▸ **WORK TO BE COMPLETED**: Repeat each entry word for word.

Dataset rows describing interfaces
<<<<
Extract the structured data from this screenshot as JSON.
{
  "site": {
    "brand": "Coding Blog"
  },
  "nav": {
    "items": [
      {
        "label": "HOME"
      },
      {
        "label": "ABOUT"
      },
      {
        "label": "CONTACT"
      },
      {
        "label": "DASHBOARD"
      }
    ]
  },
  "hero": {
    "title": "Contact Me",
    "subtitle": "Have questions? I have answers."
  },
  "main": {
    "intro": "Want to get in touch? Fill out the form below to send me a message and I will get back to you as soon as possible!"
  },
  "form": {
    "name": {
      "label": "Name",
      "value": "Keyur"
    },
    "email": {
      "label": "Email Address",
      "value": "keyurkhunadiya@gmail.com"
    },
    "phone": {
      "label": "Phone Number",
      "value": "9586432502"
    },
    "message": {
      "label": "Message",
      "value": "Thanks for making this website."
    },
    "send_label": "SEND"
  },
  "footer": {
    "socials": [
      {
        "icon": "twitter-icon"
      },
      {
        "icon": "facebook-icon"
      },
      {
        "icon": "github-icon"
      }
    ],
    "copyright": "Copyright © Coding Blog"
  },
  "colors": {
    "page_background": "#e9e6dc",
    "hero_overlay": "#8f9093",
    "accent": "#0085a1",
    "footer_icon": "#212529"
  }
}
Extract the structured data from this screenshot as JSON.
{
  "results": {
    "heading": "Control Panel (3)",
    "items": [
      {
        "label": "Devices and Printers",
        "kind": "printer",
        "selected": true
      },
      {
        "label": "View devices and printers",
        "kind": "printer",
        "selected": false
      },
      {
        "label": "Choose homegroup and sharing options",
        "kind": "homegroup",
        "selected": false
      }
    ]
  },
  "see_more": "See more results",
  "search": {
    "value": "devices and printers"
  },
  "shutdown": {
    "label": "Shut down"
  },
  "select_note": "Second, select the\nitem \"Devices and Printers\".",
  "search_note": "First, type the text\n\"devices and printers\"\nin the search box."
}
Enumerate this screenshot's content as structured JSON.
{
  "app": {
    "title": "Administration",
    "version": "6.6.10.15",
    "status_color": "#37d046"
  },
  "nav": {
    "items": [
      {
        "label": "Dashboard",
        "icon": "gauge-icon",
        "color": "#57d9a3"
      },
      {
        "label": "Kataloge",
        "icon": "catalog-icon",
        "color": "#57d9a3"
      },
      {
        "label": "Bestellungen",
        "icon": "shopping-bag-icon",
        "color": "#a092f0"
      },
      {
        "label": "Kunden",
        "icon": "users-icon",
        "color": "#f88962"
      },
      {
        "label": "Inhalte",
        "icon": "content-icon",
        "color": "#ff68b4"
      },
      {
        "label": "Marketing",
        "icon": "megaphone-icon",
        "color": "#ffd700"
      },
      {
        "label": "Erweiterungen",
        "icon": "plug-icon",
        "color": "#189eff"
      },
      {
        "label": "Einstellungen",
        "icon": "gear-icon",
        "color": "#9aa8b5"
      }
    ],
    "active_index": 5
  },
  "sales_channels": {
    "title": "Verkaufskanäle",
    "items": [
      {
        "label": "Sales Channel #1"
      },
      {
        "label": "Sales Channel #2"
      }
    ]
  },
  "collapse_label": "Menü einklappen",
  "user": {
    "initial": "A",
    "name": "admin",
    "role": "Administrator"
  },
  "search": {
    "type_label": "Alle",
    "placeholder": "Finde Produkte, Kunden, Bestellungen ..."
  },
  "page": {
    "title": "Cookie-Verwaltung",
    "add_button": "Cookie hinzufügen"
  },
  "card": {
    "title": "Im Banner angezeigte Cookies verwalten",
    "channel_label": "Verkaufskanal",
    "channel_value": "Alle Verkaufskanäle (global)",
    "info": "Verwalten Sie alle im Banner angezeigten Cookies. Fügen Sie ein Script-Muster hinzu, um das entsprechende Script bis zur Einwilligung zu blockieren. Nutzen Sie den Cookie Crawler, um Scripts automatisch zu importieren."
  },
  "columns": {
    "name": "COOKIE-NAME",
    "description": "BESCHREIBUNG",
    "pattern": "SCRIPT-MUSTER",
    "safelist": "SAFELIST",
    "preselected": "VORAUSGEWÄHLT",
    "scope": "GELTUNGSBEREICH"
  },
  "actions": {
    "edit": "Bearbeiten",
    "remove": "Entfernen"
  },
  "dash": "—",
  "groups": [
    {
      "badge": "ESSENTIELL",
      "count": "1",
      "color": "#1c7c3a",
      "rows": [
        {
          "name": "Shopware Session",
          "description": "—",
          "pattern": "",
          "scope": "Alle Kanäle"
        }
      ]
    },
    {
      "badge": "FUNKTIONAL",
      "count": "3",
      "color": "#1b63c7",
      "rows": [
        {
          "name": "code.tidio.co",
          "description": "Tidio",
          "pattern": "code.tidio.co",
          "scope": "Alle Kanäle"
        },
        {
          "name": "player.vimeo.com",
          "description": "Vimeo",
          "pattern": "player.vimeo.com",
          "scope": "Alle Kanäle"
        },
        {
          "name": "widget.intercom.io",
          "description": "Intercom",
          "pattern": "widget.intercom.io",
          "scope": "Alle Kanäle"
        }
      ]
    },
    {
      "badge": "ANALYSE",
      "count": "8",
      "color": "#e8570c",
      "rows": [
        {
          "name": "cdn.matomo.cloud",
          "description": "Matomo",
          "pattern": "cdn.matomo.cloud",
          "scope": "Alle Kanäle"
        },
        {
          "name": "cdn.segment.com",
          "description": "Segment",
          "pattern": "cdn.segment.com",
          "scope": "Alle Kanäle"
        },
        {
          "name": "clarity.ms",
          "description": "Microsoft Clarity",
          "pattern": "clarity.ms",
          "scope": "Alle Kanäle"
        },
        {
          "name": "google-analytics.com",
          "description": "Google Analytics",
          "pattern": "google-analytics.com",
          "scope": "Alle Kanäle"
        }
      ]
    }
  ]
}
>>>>
▸ **RESPONSE**:
Extract the structured data from this screenshot as JSON.
{
  "site": {
    "brand": "Coding Blog"
  },
  "nav": {
    "items": [
      {
        "label": "HOME"
      },
      {
        "label": "ABOUT"
      },
      {
        "label": "CONTACT"
      },
      {
        "label": "DASHBOARD"
      }
    ]
  },
  "hero": {
    "title": "Contact Me",
    "subtitle": "Have questions? I have answers."
  },
  "main": {
    "intro": "Want to get in touch? Fill out the form below to send me a message and I will get back to you as soon as possible!"
  },
  "form": {
    "name": {
      "label": "Name",
      "value": "Keyur"
    },
    "email": {
      "label": "Email Address",
      "value": "keyurkhunadiya@gmail.com"
    },
    "phone": {
      "label": "Phone Number",
      "value": "9586432502"
    },
    "message": {
      "label": "Message",
      "value": "Thanks for making this website."
    },
    "send_label": "SEND"
  },
  "footer": {
    "socials": [
      {
        "icon": "twitter-icon"
      },
      {
        "icon": "facebook-icon"
      },
      {
        "icon": "github-icon"
      }
    ],
    "copyright": "Copyright © Coding Blog"
  },
  "colors": {
    "page_background": "#e9e6dc",
    "hero_overlay": "#8f9093",
    "accent": "#0085a1",
    "footer_icon": "#212529"
  }
}
Extract the structured data from this screenshot as JSON.
{
  "results": {
    "heading": "Control Panel (3)",
    "items": [
      {
        "label": "Devices and Printers",
        "kind": "printer",
        "selected": true
      },
      {
        "label": "View devices and printers",
        "kind": "printer",
        "selected": false
      },
      {
        "label": "Choose homegroup and sharing options",
        "kind": "homegroup",
        "selected": false
      }
    ]
  },
  "see_more": "See more results",
  "search": {
    "value": "devices and printers"
  },
  "shutdown": {
    "label": "Shut down"
  },
  "select_note": "Second, select the\nitem \"Devices and Printers\".",
  "search_note": "First, type the text\n\"devices and printers\"\nin the search box."
}
Enumerate this screenshot's content as structured JSON.
{
  "app": {
    "title": "Administration",
    "version": "6.6.10.15",
    "status_color": "#37d046"
  },
  "nav": {
    "items": [
      {
        "label": "Dashboard",
        "icon": "gauge-icon",
        "color": "#57d9a3"
      },
      {
        "label": "Kataloge",
        "icon": "catalog-icon",
        "color": "#57d9a3"
      },
      {
        "label": "Bestellungen",
        "icon": "shopping-bag-icon",
        "color": "#a092f0"
      },
      {
        "label": "Kunden",
        "icon": "users-icon",
        "color": "#f88962"
      },
      {
        "label": "Inhalte",
        "icon": "content-icon",
        "color": "#ff68b4"
      },
      {
        "label": "Marketing",
        "icon": "megaphone-icon",
        "color": "#ffd700"
      },
      {
        "label": "Erweiterungen",
        "icon": "plug-icon",
        "color": "#189eff"
      },
      {
        "label": "Einstellungen",
        "icon": "gear-icon",
        "color": "#9aa8b5"
      }
    ],
    "active_index": 5
  },
  "sales_channels": {
    "title": "Verkaufskanäle",
    "items": [
      {
        "label": "Sales Channel #1"
      },
      {
        "label": "Sales Channel #2"
      }
    ]
  },
  "collapse_label": "Menü einklappen",
  "user": {
    "initial": "A",
    "name": "admin",
    "role": "Administrator"
  },
  "search": {
    "type_label": "Alle",
    "placeholder": "Finde Produkte, Kunden, Bestellungen ..."
  },
  "page": {
    "title": "Cookie-Verwaltung",
    "add_button": "Cookie hinzufügen"
  },
  "card": {
    "title": "Im Banner angezeigte Cookies verwalten",
    "channel_label": "Verkaufskanal",
    "channel_value": "Alle Verkaufskanäle (global)",
    "info": "Verwalten Sie alle im Banner angezeigten Cookies. Fügen Sie ein Script-Muster hinzu, um das entsprechende Script bis zur Einwilligung zu blockieren. Nutzen Sie den Cookie Crawler, um Scripts automatisch zu importieren."
  },
  "columns": {
    "name": "COOKIE-NAME",
    "description": "BESCHREIBUNG",
    "pattern": "SCRIPT-MUSTER",
    "safelist": "SAFELIST",
    "preselected": "VORAUSGEWÄHLT",
    "scope": "GELTUNGSBEREICH"
  },
  "actions": {
    "edit": "Bearbeiten",
    "remove": "Entfernen"
  },
  "dash": "—",
  "groups": [
    {
      "badge": "ESSENTIELL",
      "count": "1",
      "color": "#1c7c3a",
      "rows": [
        {
          "name": "Shopware Session",
          "description": "—",
          "pattern": "",
          "scope": "Alle Kanäle"
        }
      ]
    },
    {
      "badge": "FUNKTIONAL",
      "count": "3",
      "color": "#1b63c7",
      "rows": [
        {
          "name": "code.tidio.co",
          "description": "Tidio",
          "pattern": "code.tidio.co",
          "scope": "Alle Kanäle"
        },
        {
          "name": "player.vimeo.com",
          "description": "Vimeo",
          "pattern": "player.vimeo.com",
          "scope": "Alle Kanäle"
        },
        {
          "name": "widget.intercom.io",
          "description": "Intercom",
          "pattern": "widget.intercom.io",
          "scope": "Alle Kanäle"
        }
      ]
    },
    {
      "badge": "ANALYSE",
      "count": "8",
      "color": "#e8570c",
      "rows": [
        {
          "name": "cdn.matomo.cloud",
          "description": "Matomo",
          "pattern": "cdn.matomo.cloud",
          "scope": "Alle Kanäle"
        },
        {
          "name": "cdn.segment.com",
          "description": "Segment",
          "pattern": "cdn.segment.com",
          "scope": "Alle Kanäle"
        },
        {
          "name": "clarity.ms",
          "description": "Microsoft Clarity",
          "pattern": "clarity.ms",
          "scope": "Alle Kanäle"
        },
        {
          "name": "google-analytics.com",
          "description": "Google Analytics",
          "pattern": "google-analytics.com",
          "scope": "Alle Kanäle"
        }
      ]
    }
  ]
}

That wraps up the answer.